Astronomers from Bonn and Tautenburg in Thuringia (Germany) used the 100-m radio telescope at Effelsberg to observe several galaxy clusters. At the edges of these large accumulations of dark matter, stellar systems (galaxies), hot gas, and charged particles, they found magnetic fields that are exceptionally ordered over distances of many million light years. This makes them the most extended magnetic fields in the universe known so far.

The results will be published on March 22 in the journal „Astronomy & Astrophysics“.

Galaxy clusters are the largest gravitationally bound structures in the universe. With a typical extent of about 10 million light years, i.e. 100 times the...

Im Focus: Tracing down linear ubiquitination

Researchers at the Goethe University Frankfurt, together with partners from the University of Tübingen in Germany and Queen Mary University as well as Francis Crick Institute from London (UK) have developed a novel technology to decipher the secret ubiquitin code.

Ubiquitin is a small protein that can be linked to other cellular proteins, thereby controlling and modulating their functions. The attachment occurs in many...

Im Focus: Perovskite edges can be tuned for optoelectronic performance

Layered 2D material improves efficiency for solar cells and LEDs

In the eternal search for next generation high-efficiency solar cells and LEDs, scientists at Los Alamos National Laboratory and their partners are creating...

Im Focus: Polymer-coated silicon nanosheets as alternative to graphene: A perfect team for nanoelectronics

Silicon nanosheets are thin, two-dimensional layers with exceptional optoelectronic properties very similar to those of graphene. Albeit, the nanosheets are less stable. Now researchers at the Technical University of Munich (TUM) have, for the first time ever, produced a composite material combining silicon nanosheets and a polymer that is both UV-resistant and easy to process. This brings the scientists a significant step closer to industrial applications like flexible displays and photosensors.

Silicon nanosheets are thin, two-dimensional layers with exceptional optoelectronic properties very similar to those of graphene. Albeit, the nanosheets are...

Im Focus: Researchers Imitate Molecular Crowding in Cells
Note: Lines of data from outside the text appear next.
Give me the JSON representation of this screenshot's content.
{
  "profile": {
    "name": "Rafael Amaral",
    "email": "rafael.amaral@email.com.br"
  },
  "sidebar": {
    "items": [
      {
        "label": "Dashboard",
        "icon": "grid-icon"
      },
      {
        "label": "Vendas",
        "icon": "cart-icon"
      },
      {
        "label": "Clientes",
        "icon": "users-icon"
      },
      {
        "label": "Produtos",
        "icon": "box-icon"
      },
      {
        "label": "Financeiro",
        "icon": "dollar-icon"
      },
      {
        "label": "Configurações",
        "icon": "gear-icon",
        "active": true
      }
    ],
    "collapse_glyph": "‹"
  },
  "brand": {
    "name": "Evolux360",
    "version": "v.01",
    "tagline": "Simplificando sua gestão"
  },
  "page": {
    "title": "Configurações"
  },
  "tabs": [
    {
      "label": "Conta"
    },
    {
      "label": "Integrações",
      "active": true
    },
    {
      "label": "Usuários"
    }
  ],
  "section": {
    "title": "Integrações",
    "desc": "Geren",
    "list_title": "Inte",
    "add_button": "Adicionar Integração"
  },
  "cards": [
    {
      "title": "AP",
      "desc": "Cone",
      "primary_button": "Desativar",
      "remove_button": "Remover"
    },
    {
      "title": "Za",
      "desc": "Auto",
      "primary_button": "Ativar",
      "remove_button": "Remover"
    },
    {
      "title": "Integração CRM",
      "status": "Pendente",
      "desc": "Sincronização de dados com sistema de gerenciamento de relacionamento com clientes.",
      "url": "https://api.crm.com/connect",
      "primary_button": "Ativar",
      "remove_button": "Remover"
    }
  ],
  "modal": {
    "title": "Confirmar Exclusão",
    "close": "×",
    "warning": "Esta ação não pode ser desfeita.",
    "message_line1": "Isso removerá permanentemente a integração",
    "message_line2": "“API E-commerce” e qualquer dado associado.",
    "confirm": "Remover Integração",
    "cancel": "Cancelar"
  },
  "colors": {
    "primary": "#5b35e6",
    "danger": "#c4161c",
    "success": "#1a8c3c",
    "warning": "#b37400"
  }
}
Enzymes behave differently in a test tube compared with the molecular scrum of a living cell. Chemists from the University of Basel have now been able to simulate these confined natural conditions in artificial vesicles for the first time. As reported in the academic journal Small, the results are offering better insight into the development of nanoreactors and artificial organelles.

Enzymes behave differently in a test tube compared with the molecular scrum of a living cell. Chemists from the University of Basel have now been able to...

All Focus news of the innovation-report >>>

Anzeige

Anzeige

Event News

International Land Use Symposium ILUS 2017: Call for Abstracts and Registration open

20.03.2017 | Event News

CONNECT 2017: International congress on connective tissue

14.03.2017 | Event News

ICTM Conference: Turbine Construction between Big Data and Additive Manufacturing

07.03.2017 | Event News

 
Latest News

Argon is not the 'dope' for metallic hydrogen

24.03.2017 | Materials Sciences

Astronomers find unexpected, dust-obscured star formation in distant galaxy

24.03.2017 | Physics and Astronomy

Gravitational wave kicks monster black hole out of galactic core

24.03.2017 | Physics and Astronomy

VideoLinks
B2B-VideoLinks
More VideoLinks >>>